yet the reality of the transfer was workers were taking on an enormous
risk burden and were being shifted from a highly profitable company to
a company with much less capacity.
In north-east India, Tata Tea has initiated plans to demerge its 24 plantations
in West Bengal and Assam into Amalgamated Plantations Private Ltd. This
will affect more than 30,000 workers radically reducing the company's
direct work force (see table above). In order to fund this plan the company
has sought a handsome subsidy from the World Bank.
Tata plans to retain no more than 35% of the new company. The World Bank's
International Finance Corporation (IFC), through a US$7.8 million investment,
will retain 19%. Workers will hold 15 to 20% through a scheme where Tata
Tea will loan money to workers.

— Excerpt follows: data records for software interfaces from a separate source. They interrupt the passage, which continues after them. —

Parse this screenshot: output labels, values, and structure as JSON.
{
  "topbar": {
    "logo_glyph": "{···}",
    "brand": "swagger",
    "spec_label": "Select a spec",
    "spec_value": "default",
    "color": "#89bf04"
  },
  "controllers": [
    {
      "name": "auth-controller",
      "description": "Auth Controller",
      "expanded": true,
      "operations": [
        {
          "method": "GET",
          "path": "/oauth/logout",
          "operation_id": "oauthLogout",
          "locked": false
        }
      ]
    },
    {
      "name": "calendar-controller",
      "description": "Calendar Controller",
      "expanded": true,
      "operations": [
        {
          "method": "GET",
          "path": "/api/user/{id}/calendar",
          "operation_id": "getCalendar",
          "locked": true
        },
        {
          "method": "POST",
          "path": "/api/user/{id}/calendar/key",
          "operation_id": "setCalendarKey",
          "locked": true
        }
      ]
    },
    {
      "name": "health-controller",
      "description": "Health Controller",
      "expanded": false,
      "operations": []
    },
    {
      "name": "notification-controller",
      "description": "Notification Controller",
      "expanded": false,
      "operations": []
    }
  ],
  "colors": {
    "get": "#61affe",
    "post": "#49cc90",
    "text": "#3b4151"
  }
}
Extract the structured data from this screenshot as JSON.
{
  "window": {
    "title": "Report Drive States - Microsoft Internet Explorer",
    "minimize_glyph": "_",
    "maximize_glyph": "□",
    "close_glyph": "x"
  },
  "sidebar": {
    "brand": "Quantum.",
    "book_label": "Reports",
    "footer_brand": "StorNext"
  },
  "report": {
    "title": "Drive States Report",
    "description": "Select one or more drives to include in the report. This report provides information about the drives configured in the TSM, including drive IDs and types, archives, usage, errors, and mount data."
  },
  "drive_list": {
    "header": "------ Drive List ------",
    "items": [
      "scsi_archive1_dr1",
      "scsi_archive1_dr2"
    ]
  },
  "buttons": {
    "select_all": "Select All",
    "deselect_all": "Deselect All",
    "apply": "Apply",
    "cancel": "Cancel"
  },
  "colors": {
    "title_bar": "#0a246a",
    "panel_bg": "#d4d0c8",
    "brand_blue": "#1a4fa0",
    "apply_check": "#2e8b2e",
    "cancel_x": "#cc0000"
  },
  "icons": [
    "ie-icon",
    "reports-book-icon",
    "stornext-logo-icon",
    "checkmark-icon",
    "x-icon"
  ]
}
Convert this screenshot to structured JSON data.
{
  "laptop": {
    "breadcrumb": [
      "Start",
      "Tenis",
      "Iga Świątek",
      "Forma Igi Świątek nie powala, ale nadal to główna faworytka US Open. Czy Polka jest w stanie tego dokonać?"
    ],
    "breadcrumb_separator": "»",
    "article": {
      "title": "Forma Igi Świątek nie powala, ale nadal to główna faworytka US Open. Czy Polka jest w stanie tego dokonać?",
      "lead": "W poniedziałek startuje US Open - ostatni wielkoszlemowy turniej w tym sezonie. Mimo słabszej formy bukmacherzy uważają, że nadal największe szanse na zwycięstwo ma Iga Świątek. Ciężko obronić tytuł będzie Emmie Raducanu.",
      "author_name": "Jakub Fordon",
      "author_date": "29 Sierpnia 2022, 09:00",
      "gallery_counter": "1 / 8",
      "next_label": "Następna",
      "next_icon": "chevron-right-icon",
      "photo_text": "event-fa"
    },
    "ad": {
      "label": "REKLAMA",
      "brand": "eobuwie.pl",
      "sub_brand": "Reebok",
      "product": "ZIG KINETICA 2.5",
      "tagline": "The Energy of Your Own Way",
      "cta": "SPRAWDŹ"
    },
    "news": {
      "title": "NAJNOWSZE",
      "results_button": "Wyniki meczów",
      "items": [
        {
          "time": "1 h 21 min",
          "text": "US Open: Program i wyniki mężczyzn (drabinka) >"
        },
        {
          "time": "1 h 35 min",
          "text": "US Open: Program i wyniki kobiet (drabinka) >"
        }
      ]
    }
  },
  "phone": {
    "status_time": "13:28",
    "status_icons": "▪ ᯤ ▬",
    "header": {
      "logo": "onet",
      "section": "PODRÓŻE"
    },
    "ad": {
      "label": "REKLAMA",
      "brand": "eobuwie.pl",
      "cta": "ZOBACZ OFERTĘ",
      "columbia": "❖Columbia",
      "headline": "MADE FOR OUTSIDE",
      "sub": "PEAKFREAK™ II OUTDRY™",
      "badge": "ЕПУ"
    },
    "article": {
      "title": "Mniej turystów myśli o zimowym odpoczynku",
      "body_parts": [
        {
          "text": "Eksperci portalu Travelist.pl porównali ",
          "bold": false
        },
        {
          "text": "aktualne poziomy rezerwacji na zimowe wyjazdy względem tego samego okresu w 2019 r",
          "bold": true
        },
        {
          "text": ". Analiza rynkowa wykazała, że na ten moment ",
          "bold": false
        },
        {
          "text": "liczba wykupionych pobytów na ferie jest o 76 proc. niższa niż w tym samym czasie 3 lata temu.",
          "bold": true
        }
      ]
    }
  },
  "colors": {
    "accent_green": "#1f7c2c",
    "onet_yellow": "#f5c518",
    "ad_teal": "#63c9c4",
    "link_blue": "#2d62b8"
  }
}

The remainder will be held by private
Tata Tea's plan in
the north-east has been controversial (see box). As of August 2007, the
IFC does not seem to have granted final approval for the investment. Furthermore,
workers and unions have not reached a final agreement with the company
over the plan.
Reaction to Tata Tea Restructuring Plan
According to newspaper reports in India, during the months of March
and April 2007 significant discontent was expressed by workers over
the Tata Tea restructuring plan in north-east India. In March, more
than 1,000 workers from 20 Tata Tea estates in Assam rallied outside
the head office of ACMS, a trade union of tea workers. Workers noted
that as they had recieved no adequate explanation of the restructuring
plans they were in opposition. (The Telegraph, 13 March 2007).
In April, Montu Bose, general secretary of the CBMU, which represents
tea workers at Tata Tea's West Bengal plantations, delclared, "we
are against the entire recast and are also opposed, in-principle,
to employees picking up shares." (The Hindu, 7 April 2007)
Little wonder that workers are wary when considering what the impact on
their livelihoods might be. None of the workers who were ealier hived
off into other companies have any possibility in sharing in the windfall
profits now accruing to Tata Tea. Between 2001 and 2006 Tata Tea's after
tax profits increased 87%, from US$25 million to US$46.7 million.
Tata Tea's capacity for profit making will be most likely even higher
in 2007. In May, the company announced the sale of health-drink firm Glaceau
to Coca-Cola. Tata Tea had acquired the US company in August 2006, buying
a controlling share for US$677 million. Just nine months later Coca-Cola
bought the company for US$1.2 billion - Tata Tea's profit was US$523 million,
the equivalent of 17 years of its annual wage bill to workers in 2006.
HUL and Tata Tea's restructuring programs come at a time when tea workers
in India have felt the greatest decline in their conditions in decades
(Asian Food Worker has reported extensively on this). The collapse of
tea plantations across the industry and the illegal abandonment of workers
by employers has brought ruination and death. In this context, the two
largest tea companies have chosen a path of unbridled profit-seeking based
on the claim that the plantation business is no longer "suitable"
to their business model. They have legally abandoned plantation workers
so as to take advantage of the dramatic falls in the price of tea.
In May 2007, Unilever's global CEO, Patrick Cescau, announced that the
company would henceforth source all its tea sustainably: because we believe
it is the right thing to do for the people who drink our tea, the people
along the entire length of our supply chain and for our business. (Unilever
Press Release, 25/05/2007). Of course, the "right thing to do"
does not apply to tea workers in India, as Unilever cut their jobs 18
months previously. Tata Tea, when applying for US$7.8 million of World
Bank funding implied its generous nature as it built schools and hospitals
for plantation workers. However, under the Plantation Labour Act companies
are required to do this. There is nothing generous in a company obeying
Ultimately, it is hard to view these companies' statements as anything
but hypocritical. Workers are treated only as a means to profit, to be
bought and sold with the fluctuations of the market.